Creole languages: A Francophone melting pot

The Creole languages first appeared during the colonization era; today, they are spoken in about a hundred countries. From the Antilles to French Guyana and the Indian Ocean, French Creole is spoken by approximately ten million citizens. 



The "Creole language" is often wrongly referred to in the singular form. In fact, there are over a hundred Creole languages in the world. The Creole cultures were borne of a cultural interaction between European emigrants and non-European natives.
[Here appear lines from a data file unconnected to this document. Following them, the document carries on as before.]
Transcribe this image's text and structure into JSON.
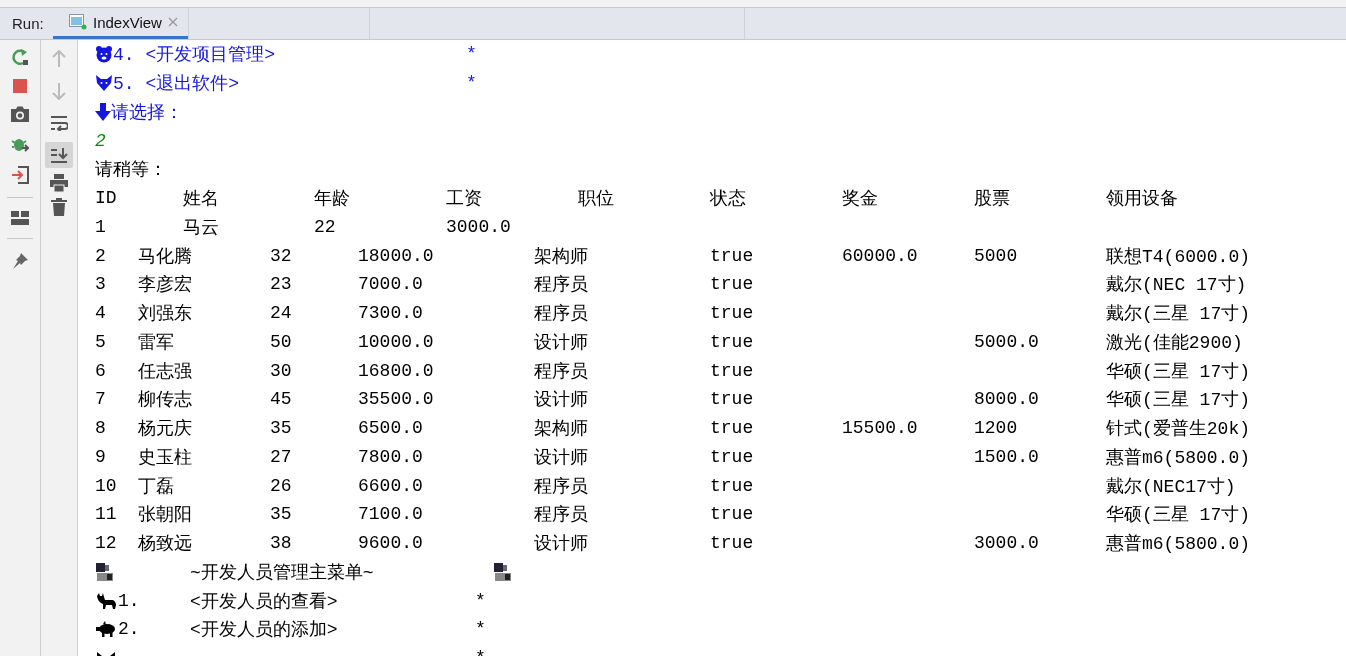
{
  "run_bar": {
    "label": "Run:",
    "tabs": [
      {
        "title": "IndexView",
        "selected": true
      }
    ]
  },
  "toolbar": {
    "soft_wrap": false,
    "scroll_to_end": true
  },
  "console": {
    "lines": [
      {
        "kind": "menu_line",
        "text": "4. <开发项目管理>",
        "mark": "*",
        "color": "#1515e0"
      },
      {
        "kind": "menu_line",
        "text": "5. <退出软件>",
        "mark": "*",
        "color": "#1515e0"
      },
      {
        "kind": "prompt",
        "text": "请选择：",
        "color": "#1515e0"
      },
      {
        "kind": "text",
        "text": "2",
        "color": "#0a8a0a"
      },
      {
        "kind": "text",
        "text": "请稍等：",
        "color": "#000000"
      },
      {
        "kind": "table",
        "columns": [
          "ID",
          "姓名",
          "年龄",
          "工资",
          "职位",
          "状态",
          "奖金",
          "股票",
          "领用设备"
        ],
        "rows": [
          {
            "kind": "short",
            "id": "1",
            "name": "马云",
            "age": "22",
            "salary": "3000.0"
          },
          {
            "kind": "full",
            "id": "2",
            "name": "马化腾",
            "age": "32",
            "salary": "18000.0",
            "position": "架构师",
            "status": "true",
            "bonus": "60000.0",
            "stock": "5000",
            "device": "联想T4(6000.0)"
          },
          {
            "kind": "full",
            "id": "3",
            "name": "李彦宏",
            "age": "23",
            "salary": "7000.0",
            "position": "程序员",
            "status": "true",
            "device": "戴尔(NEC 17寸)"
          },
          {
            "kind": "full",
            "id": "4",
            "name": "刘强东",
            "age": "24",
            "salary": "7300.0",
            "position": "程序员",
            "status": "true",
            "device": "戴尔(三星 17寸)"
          },
          {
            "kind": "full",
            "id": "5",
            "name": "雷军",
            "age": "50",
            "salary": "10000.0",
            "position": "设计师",
            "status": "true",
            "stock": "5000.0",
            "device": "激光(佳能2900)"
          },
          {
            "kind": "full",
            "id": "6",
            "name": "任志强",
            "age": "30",
            "salary": "16800.0",
            "position": "程序员",
            "status": "true",
            "device": "华硕(三星 17寸)"
          },
          {
            "kind": "full",
            "id": "7",
            "name": "柳传志",
            "age": "45",
            "salary": "35500.0",
            "position": "设计师",
            "status": "true",
            "stock": "8000.0",
            "device": "华硕(三星 17寸)"
          },
          {
            "kind": "full",
            "id": "8",
            "name": "杨元庆",
            "age": "35",
            "salary": "6500.0",
            "position": "架构师",
            "status": "true",
            "bonus": "15500.0",
            "stock": "1200",
            "device": "针式(爱普生20k)"
          },
          {
            "kind": "full",
            "id": "9",
            "name": "史玉柱",
            "age": "27",
            "salary": "7800.0",
            "position": "设计师",
            "status": "true",
            "stock": "1500.0",
            "device": "惠普m6(5800.0)"
          },
          {
            "kind": "full",
            "id": "10",
            "name": "丁磊",
            "age": "26",
            "salary": "6600.0",
            "position": "程序员",
            "status": "true",
            "device": "戴尔(NEC17寸)"
          },
          {
            "kind": "full",
            "id": "11",
            "name": "张朝阳",
            "age": "35",
            "salary": "7100.0",
            "position": "程序员",
            "status": "true",
            "device": "华硕(三星 17寸)"
          },
          {
            "kind": "full",
            "id": "12",
            "name": "杨致远",
            "age": "38",
            "salary": "9600.0",
            "position": "设计师",
            "status": "true",
            "stock": "3000.0",
            "device": "惠普m6(5800.0)"
          }
        ]
      },
      {
        "kind": "title",
        "text": "~开发人员管理主菜单~",
        "color": "#000000"
      },
      {
        "kind": "menu_option",
        "number": "1.",
        "label": "<开发人员的查看>",
        "mark": "*",
        "color": "#000000"
      },
      {
        "kind": "menu_option",
        "number": "2.",
        "label": "<开发人员的添加>",
        "mark": "*",
        "color": "#000000"
      },
      {
        "kind": "menu_option",
        "mark": "*"
      }
    ]
  }
}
They are of English (Jamaica, United States), Portuguese (Cape Verde, Guinea-Bissau), Spanish (Philippines), and of course French origins: the most significant French Creole-speaking community lives in the former colonies of the AntillesFrench Guyana and the Indian Ocean (Reunion Island, Mauritius, etc.).


The history of Creole languages stems from the era of European colonialism. Starting of the 16th century, the main colonial powers at the time (Spain, France, Great Britain, the Netherlands and Portugal) created various empires around the world.

The slave trade then organized by these powers led to a massive displacement of diverse African populations. To create a common ground, the enslaved populations intermixed their own languages and the language of the colonizer. Over generations, these new dialects and languages went from being a second language to being a primary tongue among the speaking population.


French Creole, despite its evolution, has a lot in common with modern French. Phonetics, for one. In Martinique, a "nomm" is a man ("homme") and a "gason" is a young man ("garçon"). In Guadeloupe, "espwa" means hope ("espoir") and "enmé" means to love ("aimer"). The lexicon is also still very similar, as 90% of the vocabulary used in former French colonies is derived from French.

Syntax and pronunciation, however, are where the two languages diverge, making understanding often impossible for someone who does not speak Creole. The Creoles have also modified and combined French words and phrases, creating an evocative and poetic language. In Réunion, a "tantine" is a young lady, a "bibine" is a beer, and a "bonbon-la-fesse" (literally "buttocks candy") is a... suppository!

To know more, check out the online Creole dictionary ("Dictionnaire du créole en ligne").